BEGIN Available records
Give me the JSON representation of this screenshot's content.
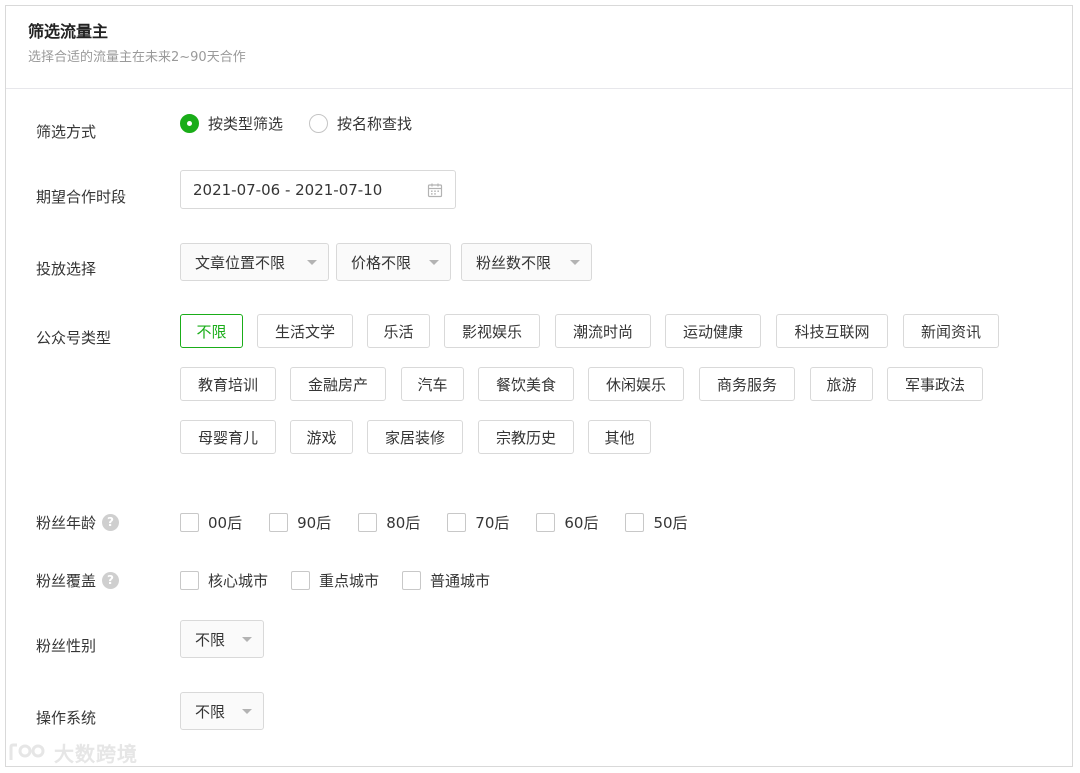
{
  "header": {
    "title": "筛选流量主",
    "subtitle": "选择合适的流量主在未来2~90天合作"
  },
  "filter_method": {
    "label": "筛选方式",
    "options": [
      {
        "label": "按类型筛选",
        "selected": true
      },
      {
        "label": "按名称查找",
        "selected": false
      }
    ]
  },
  "period": {
    "label": "期望合作时段",
    "value": "2021-07-06 - 2021-07-10",
    "icon": "calendar-icon"
  },
  "placement": {
    "label": "投放选择",
    "selects": [
      {
        "label": "文章位置不限"
      },
      {
        "label": "价格不限"
      },
      {
        "label": "粉丝数不限"
      }
    ]
  },
  "account_type": {
    "label": "公众号类型",
    "tags": [
      {
        "label": "不限",
        "active": true
      },
      {
        "label": "生活文学"
      },
      {
        "label": "乐活"
      },
      {
        "label": "影视娱乐"
      },
      {
        "label": "潮流时尚"
      },
      {
        "label": "运动健康"
      },
      {
        "label": "科技互联网"
      },
      {
        "label": "新闻资讯"
      },
      {
        "label": "教育培训"
      },
      {
        "label": "金融房产"
      },
      {
        "label": "汽车"
      },
      {
        "label": "餐饮美食"
      },
      {
        "label": "休闲娱乐"
      },
      {
        "label": "商务服务"
      },
      {
        "label": "旅游"
      },
      {
        "label": "军事政法"
      },
      {
        "label": "母婴育儿"
      },
      {
        "label": "游戏"
      },
      {
        "label": "家居装修"
      },
      {
        "label": "宗教历史"
      },
      {
        "label": "其他"
      }
    ]
  },
  "fan_age": {
    "label": "粉丝年龄",
    "help": "?",
    "options": [
      {
        "label": "00后",
        "checked": false
      },
      {
        "label": "90后",
        "checked": false
      },
      {
        "label": "80后",
        "checked": false
      },
      {
        "label": "70后",
        "checked": false
      },
      {
        "label": "60后",
        "checked": false
      },
      {
        "label": "50后",
        "checked": false
      }
    ]
  },
  "fan_coverage": {
    "label": "粉丝覆盖",
    "help": "?",
    "options": [
      {
        "label": "核心城市",
        "checked": false
      },
      {
        "label": "重点城市",
        "checked": false
      },
      {
        "label": "普通城市",
        "checked": false
      }
    ]
  },
  "fan_gender": {
    "label": "粉丝性别",
    "value": "不限"
  },
  "os": {
    "label": "操作系统",
    "value": "不限"
  },
  "watermark": {
    "text": "大数跨境"
  },
  "colors": {
    "accent": "#1aad19",
    "border": "#d9d9d9",
    "muted": "#9a9a9a"
  }
}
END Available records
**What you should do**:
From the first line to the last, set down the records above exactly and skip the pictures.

**Output of the task**:
Give me the JSON representation of this screenshot's content.
{
  "header": {
    "title": "筛选流量主",
    "subtitle": "选择合适的流量主在未来2~90天合作"
  },
  "filter_method": {
    "label": "筛选方式",
    "options": [
      {
        "label": "按类型筛选",
        "selected": true
      },
      {
        "label": "按名称查找",
        "selected": false
      }
    ]
  },
  "period": {
    "label": "期望合作时段",
    "value": "2021-07-06 - 2021-07-10",
    "icon": "calendar-icon"
  },
  "placement": {
    "label": "投放选择",
    "selects": [
      {
        "label": "文章位置不限"
      },
      {
        "label": "价格不限"
      },
      {
        "label": "粉丝数不限"
      }
    ]
  },
  "account_type": {
    "label": "公众号类型",
    "tags": [
      {
        "label": "不限",
        "active": true
      },
      {
        "label": "生活文学"
      },
      {
        "label": "乐活"
      },
      {
        "label": "影视娱乐"
      },
      {
        "label": "潮流时尚"
      },
      {
        "label": "运动健康"
      },
      {
        "label": "科技互联网"
      },
      {
        "label": "新闻资讯"
      },
      {
        "label": "教育培训"
      },
      {
        "label": "金融房产"
      },
      {
        "label": "汽车"
      },
      {
        "label": "餐饮美食"
      },
      {
        "label": "休闲娱乐"
      },
      {
        "label": "商务服务"
      },
      {
        "label": "旅游"
      },
      {
        "label": "军事政法"
      },
      {
        "label": "母婴育儿"
      },
      {
        "label": "游戏"
      },
      {
        "label": "家居装修"
      },
      {
        "label": "宗教历史"
      },
      {
        "label": "其他"
      }
    ]
  },
  "fan_age": {
    "label": "粉丝年龄",
    "help": "?",
    "options": [
      {
        "label": "00后",
        "checked": false
      },
      {
        "label": "90后",
        "checked": false
      },
      {
        "label": "80后",
        "checked": false
      },
      {
        "label": "70后",
        "checked": false
      },
      {
        "label": "60后",
        "checked": false
      },
      {
        "label": "50后",
        "checked": false
      }
    ]
  },
  "fan_coverage": {
    "label": "粉丝覆盖",
    "help": "?",
    "options": [
      {
        "label": "核心城市",
        "checked": false
      },
      {
        "label": "重点城市",
        "checked": false
      },
      {
        "label": "普通城市",
        "checked": false
      }
    ]
  },
  "fan_gender": {
    "label": "粉丝性别",
    "value": "不限"
  },
  "os": {
    "label": "操作系统",
    "value": "不限"
  },
  "watermark": {
    "text": "大数跨境"
  },
  "colors": {
    "accent": "#1aad19",
    "border": "#d9d9d9",
    "muted": "#9a9a9a"
  }
}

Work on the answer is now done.